The Botswana Institute of Chartered Accountants (BICA) said it is committed to nurturing a community of professionals who uphold the highest standards of integrity, professionalism, and ethics.
BICA CEO, Verily Molatedi was speaking at the fifth graduation ceremony to celebrate 11 of its students who completed chartered accountancy studies.
“Our mission, our vision, and our values are all centered around the idea that the graduates we produce are the cornerstone of our organization and indeed the drivers of our national economy,” Molatedi said.
Molatedi said that the BICA qualification is a testament to the unwavering dedication to professionalism and ethical conduct.
“Our graduates become members of a community that extends beyond these walls, and they carry with them the responsibility to maintain the high standards that we uphold,” she highlighted.
Molatedi added that the graduates are the future of the accounting profession in Botswana as they act as stewards of financial integrity and guardians of fiscal responsibility who protect the public interest.
“In an ever-changing world, where economic challenges and uncertainties are the norm, the role of chartered accountants becomes even more critical. Our graduates, with their knowledge and values honed at BICA, are prepared to take on this responsibility with dedication and excellence,” she highlighted.

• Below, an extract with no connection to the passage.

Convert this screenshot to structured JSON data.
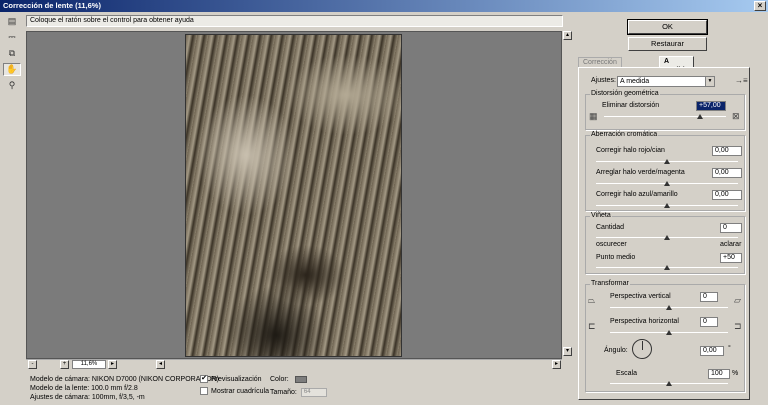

Commissioner General of Botswana Unified Revenue Services (BURS), Jeannete Makgolo noted that the graduation was a culmination of collaborative efforts that started in 2010 with a vision that sought to elevate the standards of accounting and finance in Botswana.

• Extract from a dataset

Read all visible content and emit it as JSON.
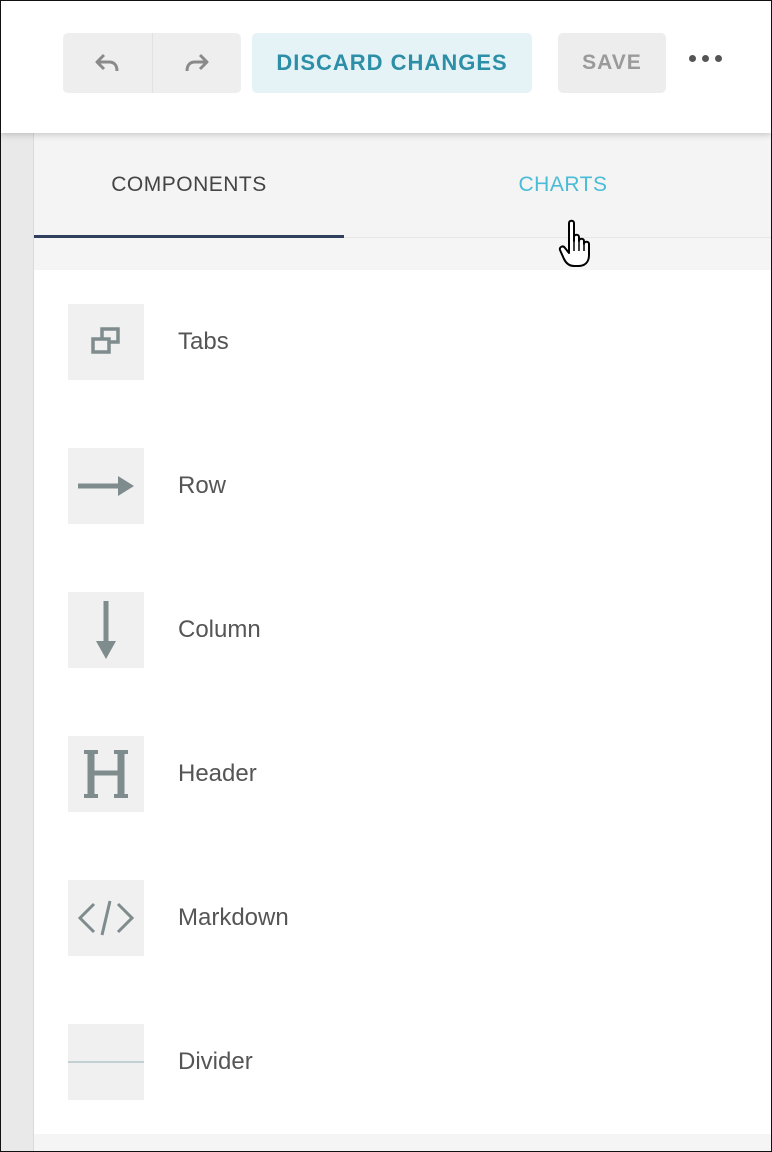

She said the collaborative effort aimed at cultivating a cadre of professionals who would stand shoulder to shoulder with their global counterparts.
“Following the enactment of the Accountants Act of 2010, BICA introduced its professional accountancy qualification in collaboration with the Institute of Chartered Accountants in England and Wales (ICAEW). This initiative, supported by the Ministry of Finance and Development Planning and funded by the World Bank, aimed to fortify Botswana’s economy by establishing a robust accountancy profession,” she explained.
According to Makgolo, the goal was to establish BICA and lay the foundation for a qualification that would be recognised globally.
Acknowledging the crucial support of stakeholders, particularly the government in participatory development, she called for broader involvement from various sectors of the economy.
“It is evident that a shortage of professional accountants has been identified, and the BICA Qualification has been a response to this need. However, a collective effort is required to ensure sustainable development,” Makgolo said.
She urged all stakeholders to consider ways they can contribute to the future of the BICA qualification and the development of the accountancy profession.
“The government acts as an enabler, but other sectors must join the effort. Sponsoring employees for the BICA qualification and becoming accredited as Approved Training Employers are tangible ways to actively participate in shaping the future of Botswana’s accountancy profession,” Makgolo said.
BICA President, Susanne Swaniker-Tettey said his organisation plays a crucial role in the society and represents its members’ interests, develops the accounting profession, protects the public interest, and ensures observance of the highest professional and ethical standards by its members.